Just when you thought it was safe to go back in the … woods?
Folks in the small town of Milton, New Hampshire are scratching their collective heads this week trying to make sense of a dead blue shark found just outside of town last Thursday. This find is strange for a number of reasons.
Not only is the blue shark not native to New Hampshire waters, but the town is a good 45-minute drive from any salt water (also, sharks don’t live on land or in the woods). All of this has led authorities to hypothesize that – get this – someone put the shark in the woods. Why didn’t I think of that?
Today Montana started selling wolf hunting licenses for its 2011 season, which will start in September and run through December. The tags cost $19 for residents, $350 for nonresidents and there is no limit on the number that will be sold. However there is an overall kill quota as state officials want to reduce the population from 566 animals to 425, which is about 25 percent.
Some state game officials are concerned that there aren't as many people interested in wolf hunting as they were for the state's inaugural season in 2009.
UPDATE:Field and Stream reported that the potential world-record striped bass was caught last week in Connecticut.

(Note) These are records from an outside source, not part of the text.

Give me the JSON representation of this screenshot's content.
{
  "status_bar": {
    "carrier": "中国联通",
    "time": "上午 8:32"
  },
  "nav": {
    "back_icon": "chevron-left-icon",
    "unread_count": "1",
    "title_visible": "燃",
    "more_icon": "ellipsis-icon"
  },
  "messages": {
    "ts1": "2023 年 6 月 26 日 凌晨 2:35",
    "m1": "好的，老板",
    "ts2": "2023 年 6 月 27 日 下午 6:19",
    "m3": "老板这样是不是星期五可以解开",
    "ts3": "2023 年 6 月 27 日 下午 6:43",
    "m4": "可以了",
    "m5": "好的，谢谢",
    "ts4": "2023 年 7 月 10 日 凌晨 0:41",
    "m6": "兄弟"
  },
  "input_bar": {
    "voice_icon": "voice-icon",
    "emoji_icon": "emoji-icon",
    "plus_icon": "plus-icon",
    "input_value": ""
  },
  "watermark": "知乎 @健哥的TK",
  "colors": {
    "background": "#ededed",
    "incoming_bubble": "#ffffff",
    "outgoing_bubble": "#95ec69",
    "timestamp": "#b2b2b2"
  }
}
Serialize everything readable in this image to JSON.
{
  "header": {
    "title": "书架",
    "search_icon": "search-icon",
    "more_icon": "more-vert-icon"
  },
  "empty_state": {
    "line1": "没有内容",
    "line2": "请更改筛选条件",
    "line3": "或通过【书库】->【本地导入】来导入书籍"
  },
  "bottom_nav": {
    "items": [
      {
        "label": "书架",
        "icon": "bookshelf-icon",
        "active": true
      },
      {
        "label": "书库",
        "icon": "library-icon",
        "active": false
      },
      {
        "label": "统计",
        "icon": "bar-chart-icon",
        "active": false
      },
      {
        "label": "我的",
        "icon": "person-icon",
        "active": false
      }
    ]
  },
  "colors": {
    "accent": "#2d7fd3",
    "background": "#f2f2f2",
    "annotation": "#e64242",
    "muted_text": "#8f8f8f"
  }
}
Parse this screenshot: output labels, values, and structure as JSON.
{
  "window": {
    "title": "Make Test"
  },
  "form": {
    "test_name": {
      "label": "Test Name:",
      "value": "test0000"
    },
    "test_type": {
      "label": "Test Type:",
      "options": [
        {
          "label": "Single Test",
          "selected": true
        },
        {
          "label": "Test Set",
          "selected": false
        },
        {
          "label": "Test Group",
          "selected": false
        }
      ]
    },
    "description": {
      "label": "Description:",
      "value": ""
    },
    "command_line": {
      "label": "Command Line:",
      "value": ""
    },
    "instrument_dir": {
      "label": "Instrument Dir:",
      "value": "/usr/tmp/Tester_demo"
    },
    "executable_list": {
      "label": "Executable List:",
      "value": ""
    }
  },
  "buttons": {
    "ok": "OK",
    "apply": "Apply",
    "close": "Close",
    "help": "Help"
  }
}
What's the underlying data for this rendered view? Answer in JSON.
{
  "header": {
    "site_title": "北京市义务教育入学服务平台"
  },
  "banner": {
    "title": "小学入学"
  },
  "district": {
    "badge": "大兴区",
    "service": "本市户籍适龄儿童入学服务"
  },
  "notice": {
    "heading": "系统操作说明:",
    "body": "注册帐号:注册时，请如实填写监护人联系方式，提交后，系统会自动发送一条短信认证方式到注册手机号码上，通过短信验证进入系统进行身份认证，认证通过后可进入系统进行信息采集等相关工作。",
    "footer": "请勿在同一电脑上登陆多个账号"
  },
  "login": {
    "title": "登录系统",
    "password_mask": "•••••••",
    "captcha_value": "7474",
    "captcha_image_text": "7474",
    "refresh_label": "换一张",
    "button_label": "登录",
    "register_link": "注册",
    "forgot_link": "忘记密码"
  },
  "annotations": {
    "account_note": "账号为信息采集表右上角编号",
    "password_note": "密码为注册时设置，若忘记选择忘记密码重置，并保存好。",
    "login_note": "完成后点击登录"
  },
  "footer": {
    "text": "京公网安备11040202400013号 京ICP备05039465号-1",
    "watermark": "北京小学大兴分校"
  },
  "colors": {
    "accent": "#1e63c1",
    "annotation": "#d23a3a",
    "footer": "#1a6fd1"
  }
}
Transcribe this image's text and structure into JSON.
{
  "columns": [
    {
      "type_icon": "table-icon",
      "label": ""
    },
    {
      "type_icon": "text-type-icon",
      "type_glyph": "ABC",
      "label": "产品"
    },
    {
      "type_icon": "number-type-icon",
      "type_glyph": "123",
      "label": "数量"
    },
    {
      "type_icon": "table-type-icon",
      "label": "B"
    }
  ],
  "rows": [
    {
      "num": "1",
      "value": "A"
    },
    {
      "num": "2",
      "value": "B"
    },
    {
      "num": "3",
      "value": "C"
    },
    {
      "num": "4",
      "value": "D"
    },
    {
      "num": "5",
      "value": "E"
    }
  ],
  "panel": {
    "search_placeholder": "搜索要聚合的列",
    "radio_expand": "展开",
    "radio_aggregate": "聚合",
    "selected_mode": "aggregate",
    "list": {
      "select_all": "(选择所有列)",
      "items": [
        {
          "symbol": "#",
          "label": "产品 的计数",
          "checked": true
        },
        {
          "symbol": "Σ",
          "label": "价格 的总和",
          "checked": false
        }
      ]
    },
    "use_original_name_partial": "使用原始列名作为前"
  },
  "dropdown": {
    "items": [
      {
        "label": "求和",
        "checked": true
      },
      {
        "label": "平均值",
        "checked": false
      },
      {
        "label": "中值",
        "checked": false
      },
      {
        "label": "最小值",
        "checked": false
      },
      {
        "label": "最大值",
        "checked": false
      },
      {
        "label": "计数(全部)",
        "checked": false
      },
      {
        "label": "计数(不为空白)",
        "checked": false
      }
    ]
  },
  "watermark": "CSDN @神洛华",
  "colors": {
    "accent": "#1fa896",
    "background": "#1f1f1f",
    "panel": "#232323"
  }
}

The striper was boated by Greg Myerson and weighed in at 81.8 pounds, which edges out the previous record of 78.8 pounds caught in 1982 by Albert McReynolds.
We had some awesome captions these past three weeks but the time has come to pick the winners. Seventy-eight people commented on week one’s deer caption contest but the winner as chosen by our group experts came from captjim.
He wrote, “Is that "Ode de Estrogen" you’re wearing?” His comment was funny because … Well, look at the photo. Congratulations captjim, you’ve won a Kawasaki Trimmer. Special mention and runner up number one status goes to iwfeeney for being the one Outdoor Life reader who not only knew what a haikiu was but wrote one!
A Boston fisherman caught the attention of wildlife officials after he dove off his boat to take a ride on a basking shark.
Erik Jacobs, an avid fisherman, spotted the shark off the Cape Cod Coast and identified it as a basking shark after circling it several times with his boat. Basking sharks are the second largest fish in the world. They can grow up to more than 30 feet, weigh several tons and eat plankton.
Last month the Obama administration imposed a rule that requires firearms retailers in Mexico border states to report semi-automatic rifle "bulk sales" (meaning more than one). Yesterday the N.R.A. funded a lawsuit challenging that federal regulation.
The Obama administration says that the law will stop gun smugglers, called "straw buyers," from buying guns in the U.S. and then running them into Mexico to feed its ever waging drug war. But the N.R.A. sees it differently.
“[The] N.R.A. has always viewed this [regulation] as a blatant attempt by the Obama administration to pursue their gun control agenda through back-door rule-making, and the N.R.A. will fight them every step of the way,” Wayne LaPierre, the executive vice president of the NRA, told the New York Times.
My home state of Texas was on fire a few months ago. Well, not the whole state; just a little over a million acres of it. Now that the flames are out, we’re contending with another problem – drought. How dry is it? Well, according to the National Drought Mitigation Center, 75 percent of the state is in "exceptional" drought. It’s so dry here in Texas that our lakes are weeping blood! OK, not actually “weeping blood” but some are turning blood red.
Great Britain’s The Sun newspaper reports that last week Chris Grimmer (left) landed the largest albino catfish ever (the paper cleverly nicknamed the monster Fin Kong). He caught the freak fish on the River Ebro in Spain. Who knew there was such a category? Albino catfish? Really?
Grimmer’s spooky cat was 8 feet long and weighed 194 pounds. Grimmer told reporters that his 30-minute fight with the fish “was like trying to reel in a bus. I could hardly walk afterwards, but it was worth it."
Brooklyn Park officers busted a band of pigeon eating poachers in Prospect Park last week. According to The Brooklyn Paper, a tribe of vagrants had been catching park animals only to grill them over an open fire – sometimes in front of park goers.
It is unclear how many individuals were involved in the park poaching clan but four tickets — two for killing wildlife and two for illegal fishing — totaling $2,100 in fines were issued on July 17 and 18 by park officers. It is believed that the vagrant poachers have caught and eaten fish, pigeons, ducks and squirrels from the park. The group is also being blamed for a number of geese and cygnets that were injured by baited fish hooks. One recovered goose, nicknamed “Beaky” by park goers, was missing the top half of his beak.